Romney looks to use his debate momentum to blunt Obama in Ohio

Mitt Romney looked to boost his post-debate momentum and get in some practice for his next encounter on Wednesday with a town hall meeting in Ohio, where he fielded questions from voters in the crucial battleground sate.

Romney saw a bounce in the polls after his strong performance against President Obama in last week's debate, but Ohio is one state where Obama has fared well since that showdown.


A poll of the Buckeye State released Tuesday by CNN showed the president maintaining a 51-to-47 percent lead, but Romney was hoping to chip away at that advantage with his event in Mount Vernon — the latest in a string of events throughout the state.

Joined onstage by New Jersey Gov. Chris Christie, Romney fielded questions on a variety of topics, from energy to foreign policy.

The Republican presidential nominee was also asked about his recent debate performance, and whether he benefited from not having his words filtered by the media.

Romney responded by joking that he had watched his wife's appearance on "Good Morning America" that morning and, between the segments, got to see some of the attack ads flooding the battleground airwaves.

"Good thing I don't do that very often, because my blood pressure would be very high," Romney quipped.

But Romney said that he appreciated the country's free press and that there were "hundreds of stations" for individuals to choose from.

"I don't worry in the campaign about what the media says, I worry about what I say," Romney said.

Romney and Christie also touted Romney’s vow to expand oil-and-gas drilling on federal lands and waters, and speed up permitting.

They called it a way to boost jobs in the energy and manufacturing sectors, arguing that further expansion of natural-gas development will help keep costs low for chemical companies and other manufacturers that rely on the fuel.

“If I’m president I will double the number of permits and licenses on federal lands and in federal waters and we’re going to get the federal lands and federal waters to produce more energy just like the private sector is doing now on private lands,” he said to applause.

Romney, who has also vowed to approve the Keystone XL oil sands pipeline from Canada, said his energy plans would have a quick effect on U.S. hiring.

“You do that and by next May or June you will start seeing a better employment picture here in America,” Romney said, speaking at Ariel Corp., a manufacturer of gas compressors.

Christie said lowering energy costs for manufacturers is a way to counteract movement of jobs to China and eliminate “artificial advantages” that China has.

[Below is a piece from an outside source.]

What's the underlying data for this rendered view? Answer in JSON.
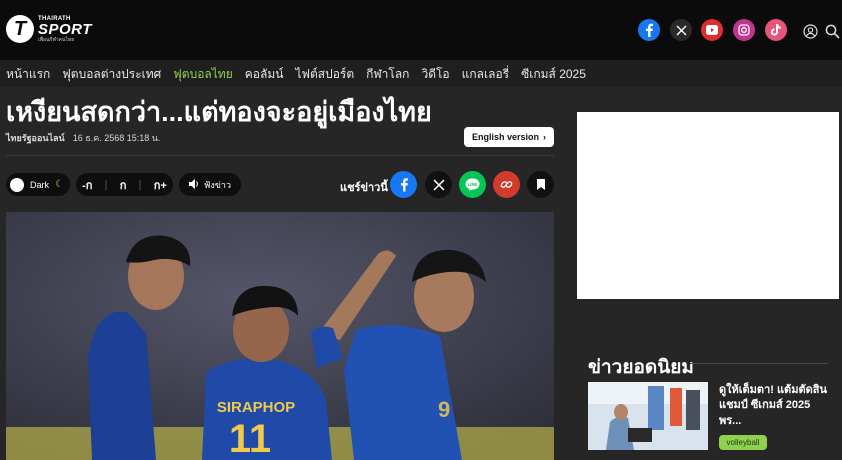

Romney and other critics say China’s currency valuation practices are unfair.

Overall U.S. natural-gas production is at record levels, but Republicans say declines in production on federal lands show that the Obama administration is not doing enough to spur development.

But administration officials note the migration of drilling toward state and private lands is a market-based decision as companies seek out shale gas areas that are often outside of federal lands.

Romney was also pressed about whether he would have vetoed legislation that allowed for terror suspects, including American citizens, to be detained indefinitely.

"I can assure when I become president … I will not do things that interfere with our rights and our freedoms," Romney said, before saying he did support legislation like the Patriot Act that expanded the intelligence-gathering toolbox.

"I will work very hard to assure we use every source of our intelligence and our security personnel to protect American lives," Romney said.

He also reiterated criticisms of Obama's foreign policy, saying he wanted "a military that is so strong we don't have to use it, because people look at it and say, 'I don’t want to test that military.'

"America is the leader of the free world," Romney added. "That doesn't mean we send troops everywhere and we shoot everybody. It means instead we use our considerable economic influence and diplomatic influence to move people."

Romney again told the story of his chance meeting with former Navy SEAL Glen Doherty, one of the four American foreign service workers who died in the terrorist attack on the American diplomatic mission in Benghazi, Libya.

The comments were the first time Romney had mentioned the story since Doherty's mother criticized him to Boston television station WHDH.

"I don't trust Romney," Barbara Doherty said. "He shouldn't make my son's death part of his political agenda. It's wrong to use these brave young men, who wanted freedom for all, to degrade Obama."

Romney will continue to campaign throughout Ohio on Wednesday.

In a statement released by the Obama campaign, Obama spokesman Danny Kanner called the event "a barrage of head-spinning falsehoods."

“Mitt Romney might be willing to say anything to win votes just four weeks before an election, but middle-class families understand that the real Mitt Romney would take us back to the same policies that crashed our economy in the first place," Kanner said.